Meanwhile, I had read Gavin Maxwell's Ring of Bright Water, Longmans, London, 1960 and his much darker, Raven Seek Thy Brother, Harper & Row, London, 1968. Sometime in my teens I had read Eric Linklater, Compton Mackenzie and just a couple of years ago while on vacation on North Haven, Maine, I read Lillian Beckwith's The Sea for Breakfast, Hutchinson, London, 1960 - her comic novel of crofting on Skye, in the Hebrides.

Such was my preparation for receiving the news of my cousin's relocation to Scotland. My sister said that he had moved to the far-north of the Highlands, 'somewhere on the left'. A few minutes on the internet and I located him in the wildlands of Scoraig on a remote peninsula between Little Loch Broom and Loch Broom, south of Ullapool in Ross and Cromarty, Highland, Scotland. With no road access or grid-tied electricity the community relies on wind-power, solar, diesel generators and batteries; access to non-indigenous supplies and services is by boat across Little Loch Broom, the crofters' awaiting vehicles and a major road, the A832.

Originally inhabited in the first millennium, the land was divided up in the 19th century into narrow strips of agricultural holdings known as crofts to support a minimum level of subsistence for Gaelic-speaking Highlanders; the population peaked at the end of the 1800's at several hundred before slowly dwindling until by 1960 it was almost deserted. The last permanent residents left in 1964. (Wikipedia)

Today it supports English-speaking 'back-to-landers', 'good-lifers' (both British locutions) and retirees seeking an alternative, off-the-grid lifestyle like my cousin. It is an up-market version of Slab-City the ad-hoc trailer park outside of Niland on the south east margin of the Salton Sea. There, an old WWII army base demolished except for the concrete building slabs, supports an alternative living community located near an active bombing range in the Anza Borrego desert. With no grid-tied electricity, fresh water or sewage treatment, residents rely on solar panels, batteries and generators and their own waste system and share one communal shower, a concrete cistern that is fed by a hot spring 100 yards away. I have visited a couple of times and am reassured that such an anarchic, lawless community can prevail on the interstice between a major NAFTA truck route, the 111 from Mexicali, on up through Brawley, Calipatria and beyond to the 10, and the desert wildland as it backs into the Chocolate Mountains. This is the kind of end-times village that may yet contain seeds of the planet's salvation as it rushes towards global urbanization.

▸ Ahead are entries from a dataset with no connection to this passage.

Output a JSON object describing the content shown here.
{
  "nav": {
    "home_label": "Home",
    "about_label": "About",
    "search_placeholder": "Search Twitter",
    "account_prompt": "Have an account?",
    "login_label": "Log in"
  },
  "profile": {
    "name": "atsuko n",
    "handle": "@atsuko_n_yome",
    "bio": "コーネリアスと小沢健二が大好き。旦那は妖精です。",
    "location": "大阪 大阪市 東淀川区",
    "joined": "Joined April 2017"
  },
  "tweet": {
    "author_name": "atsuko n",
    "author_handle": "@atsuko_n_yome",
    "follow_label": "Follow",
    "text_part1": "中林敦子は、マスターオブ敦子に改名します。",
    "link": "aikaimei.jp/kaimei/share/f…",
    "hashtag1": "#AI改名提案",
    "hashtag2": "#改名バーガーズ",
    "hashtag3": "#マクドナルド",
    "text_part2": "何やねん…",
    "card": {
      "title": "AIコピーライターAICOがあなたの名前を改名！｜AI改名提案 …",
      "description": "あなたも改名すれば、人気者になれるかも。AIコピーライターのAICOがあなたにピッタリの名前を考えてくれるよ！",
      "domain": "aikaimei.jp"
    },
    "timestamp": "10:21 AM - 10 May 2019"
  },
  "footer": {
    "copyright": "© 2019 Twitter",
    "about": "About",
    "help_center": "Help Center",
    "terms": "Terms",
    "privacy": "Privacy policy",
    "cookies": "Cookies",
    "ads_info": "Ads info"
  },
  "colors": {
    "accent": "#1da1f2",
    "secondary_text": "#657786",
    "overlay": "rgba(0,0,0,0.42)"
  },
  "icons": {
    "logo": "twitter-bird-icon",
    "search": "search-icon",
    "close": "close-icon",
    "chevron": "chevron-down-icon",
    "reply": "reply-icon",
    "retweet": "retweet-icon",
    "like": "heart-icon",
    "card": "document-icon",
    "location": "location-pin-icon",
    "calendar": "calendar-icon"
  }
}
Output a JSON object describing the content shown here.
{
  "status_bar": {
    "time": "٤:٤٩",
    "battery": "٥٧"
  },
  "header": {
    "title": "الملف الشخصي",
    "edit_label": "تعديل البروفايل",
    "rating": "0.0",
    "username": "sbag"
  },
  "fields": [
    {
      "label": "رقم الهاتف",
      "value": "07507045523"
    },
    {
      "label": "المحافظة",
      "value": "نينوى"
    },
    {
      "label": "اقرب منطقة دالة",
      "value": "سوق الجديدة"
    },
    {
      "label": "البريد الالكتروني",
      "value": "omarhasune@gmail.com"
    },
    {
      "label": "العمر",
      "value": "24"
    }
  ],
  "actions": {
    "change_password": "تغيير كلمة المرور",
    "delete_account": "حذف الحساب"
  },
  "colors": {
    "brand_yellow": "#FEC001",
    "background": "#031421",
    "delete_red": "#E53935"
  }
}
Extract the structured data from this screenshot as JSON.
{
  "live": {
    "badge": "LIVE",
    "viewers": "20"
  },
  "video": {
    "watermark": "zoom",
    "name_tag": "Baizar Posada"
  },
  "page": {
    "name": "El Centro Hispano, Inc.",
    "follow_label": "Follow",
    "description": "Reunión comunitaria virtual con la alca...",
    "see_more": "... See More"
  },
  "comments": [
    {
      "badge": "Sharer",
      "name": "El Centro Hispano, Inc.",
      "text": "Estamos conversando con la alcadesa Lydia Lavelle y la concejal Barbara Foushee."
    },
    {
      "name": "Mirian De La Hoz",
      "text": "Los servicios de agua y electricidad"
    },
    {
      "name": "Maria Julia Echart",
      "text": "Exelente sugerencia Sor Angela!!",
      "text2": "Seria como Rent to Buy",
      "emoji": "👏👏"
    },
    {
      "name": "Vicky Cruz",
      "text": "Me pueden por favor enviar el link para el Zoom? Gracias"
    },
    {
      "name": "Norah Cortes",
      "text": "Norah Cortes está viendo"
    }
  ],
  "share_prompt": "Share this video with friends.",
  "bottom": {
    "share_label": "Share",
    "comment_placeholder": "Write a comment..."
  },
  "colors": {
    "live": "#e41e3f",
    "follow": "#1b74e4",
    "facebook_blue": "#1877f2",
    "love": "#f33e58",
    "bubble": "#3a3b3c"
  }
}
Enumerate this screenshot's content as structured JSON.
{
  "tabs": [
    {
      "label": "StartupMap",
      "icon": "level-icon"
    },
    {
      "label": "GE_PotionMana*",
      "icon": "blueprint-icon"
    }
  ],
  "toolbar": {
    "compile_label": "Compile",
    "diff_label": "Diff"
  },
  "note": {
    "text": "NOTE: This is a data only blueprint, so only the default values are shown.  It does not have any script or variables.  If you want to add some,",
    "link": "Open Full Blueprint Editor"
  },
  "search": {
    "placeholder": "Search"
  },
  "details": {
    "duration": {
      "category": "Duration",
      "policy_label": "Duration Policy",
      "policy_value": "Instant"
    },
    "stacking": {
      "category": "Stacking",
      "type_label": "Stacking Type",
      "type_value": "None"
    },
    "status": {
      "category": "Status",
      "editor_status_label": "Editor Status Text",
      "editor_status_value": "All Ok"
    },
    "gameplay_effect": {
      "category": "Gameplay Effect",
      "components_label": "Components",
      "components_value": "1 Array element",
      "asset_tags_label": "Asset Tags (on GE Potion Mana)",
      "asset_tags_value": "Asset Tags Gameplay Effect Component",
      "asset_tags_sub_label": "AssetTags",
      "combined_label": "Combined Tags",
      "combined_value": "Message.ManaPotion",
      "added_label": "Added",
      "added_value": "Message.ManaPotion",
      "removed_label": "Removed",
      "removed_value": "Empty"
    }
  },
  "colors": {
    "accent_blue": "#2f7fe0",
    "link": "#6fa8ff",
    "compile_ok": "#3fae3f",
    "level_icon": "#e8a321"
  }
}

Scoraig may grow much of its own food, erect its own wind turbines and stack its own dry-stack walls but as noted above it remains connected to the goods and services of the EU and is economically dependent on capital brought in by newcomers, which is generally spent on building 'properties' (Wikipedia). My link to Andrew was through the company he employed to install his green roof (Green Roof Systems , UK) on a geodesic dome-roofed yurt that he's built for himself and his partner.

Ah, the partner. The Pagan Academic. As those who have been following along will understand, I profess an openess to animism, shamanism and mysticism - all isms thoroughly disavowed by the rational thinkers of the Enlightenment and after, but Academia has now opened its arms to Pagan Studies, and one of the new discipline's leading lights, Sabina Magliocco teaches at California State University at Northridge. Her background is in the disciplines of anthropology and folklore which have been fundamental in validating the embrace of Paganism and witchcraft as legitimate fields of study.

Living in an earth-roofed yurt in the wilds of Scoraig can only have sharpened Andrew's partner's appreciation and knowledge of the Spirit World. The windswept western highlands, with the smell of peat smoke in the air where gannets, eagles and razor bills (Alca torda) wheel and seals and otters slice through loch and burn must put an observer awfully close to the whirring of the cosmos.

Scoraig, a western spit in the cloudland - manifestation of my earliest imaginings - and Ojai, enmeshed in the traditions of the Chumash, are both wreathed in earth magic. In such places, the Pagan tradition, which is concerned with the ritual reanimation of the world, seems like an entirely rational response to the churning of the seasons and the antic life-force of the wildlands.